The book, which will be sold internationally, will be available this month for $29.95. It is published by Lawrence King Publishing of San Francisco.
— JEAN E. PALMIERI
TOASTING OLIVIER: Olivier Theyskens and Theory’s Andrew Rosen have regular dinner dates at Wallse, a Viennese restaurant a few blocks from Theory’s headquarters in Manhattan’s Meatpacking District. It was during one recent meal that they came up with a plan to show Theyskens’ premiere collection, as seen through the eyes of magazine editors. It wasn’t long before Rosen put in a call to Elle’s creative director, Joe Zee. “I saw his first collection years ago and I have to say, Olivier has become so open minded,” Zee said over eggplant and penne pasta in the wine cellar of Macelleria on Tuesday night, to celebrate the partnership. “Usually designers have very specific ideas as to how their collection should be shown in the magazine. He gave us total freedom.” The collection is available now on elle.com.
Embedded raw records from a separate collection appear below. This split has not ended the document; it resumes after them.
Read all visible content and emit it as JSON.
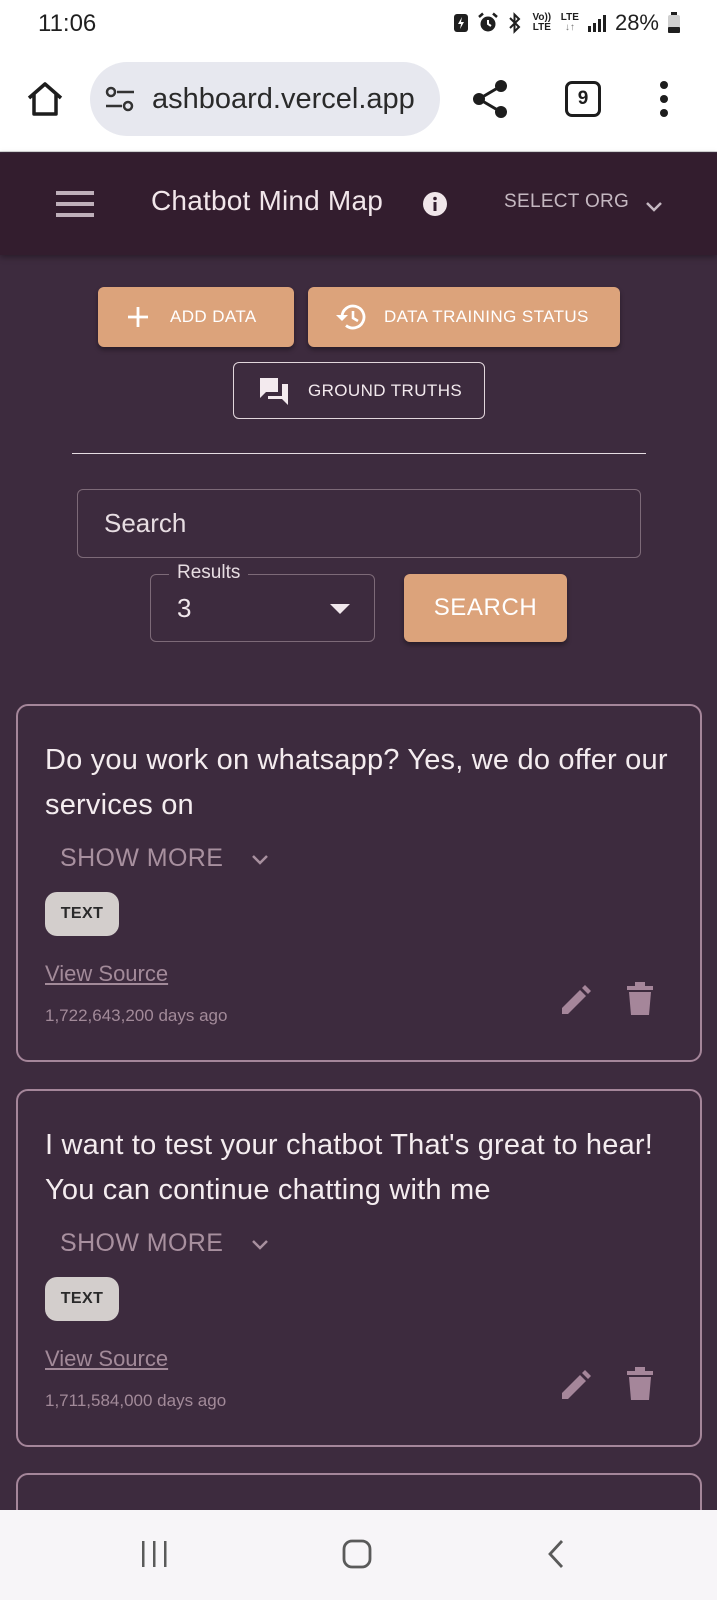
{
  "status_bar": {
    "time": "11:06",
    "volte_label": "Vo)) LTE",
    "lte_label": "LTE",
    "battery": "28%"
  },
  "browser": {
    "url": "ashboard.vercel.app",
    "tab_count": "9"
  },
  "app": {
    "title": "Chatbot Mind Map",
    "org_select": "SELECT ORG"
  },
  "actions": {
    "add_data": "ADD DATA",
    "training_status": "DATA TRAINING STATUS",
    "ground_truths": "GROUND TRUTHS"
  },
  "search": {
    "placeholder": "Search",
    "results_label": "Results",
    "results_value": "3",
    "button": "SEARCH"
  },
  "cards": [
    {
      "text": "Do you work on whatsapp? Yes, we do offer our services on",
      "show_more": "SHOW MORE",
      "chip": "TEXT",
      "source": "View Source",
      "age": "1,722,643,200 days ago"
    },
    {
      "text": "I want to test your chatbot That's great to hear! You can continue chatting with me",
      "show_more": "SHOW MORE",
      "chip": "TEXT",
      "source": "View Source",
      "age": "1,711,584,000 days ago"
    }
  ],
  "colors": {
    "page_bg": "#3d2b3e",
    "header_bg": "#331d2e",
    "accent": "#dca37b",
    "card_border": "#a5869a",
    "muted_text": "#a28a99"
  },
  "icons": [
    "home-icon",
    "tune-icon",
    "share-icon",
    "more-vert-icon",
    "menu-icon",
    "info-icon",
    "chevron-down-icon",
    "plus-icon",
    "history-icon",
    "forum-icon",
    "edit-icon",
    "delete-icon",
    "recents-icon",
    "home-nav-icon",
    "back-icon"
  ]
}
“I’d never worked with a stylist before so it was really interesting to see how they put things together,” said Theyskens. “Every editor did something completely different from the next.” Theyskens and Rosen played musical chairs at the dinner, chatting with fashionable crowd that included Joseph Altuzarra, Elle editor in chief Robbie Myers, Stacey Bendet, Chris Benz and Laura Benanti.
— AMY WICKS
FRENCH MEN: Cerruti is putting the focus on men’s wear, with photographer Paolo Roversi doing the honors for the Paris-based house’s fall-winter campaign. A group of French male models pose on the famous Pont des Arts. Roversi helped define the look of the label in the Eighties with Nino Cerruti before his departure in 2001. The men’s ad breaks in this month’s L’Uomo Vogue and will also appear in French media.
– NATASHA MONTROSE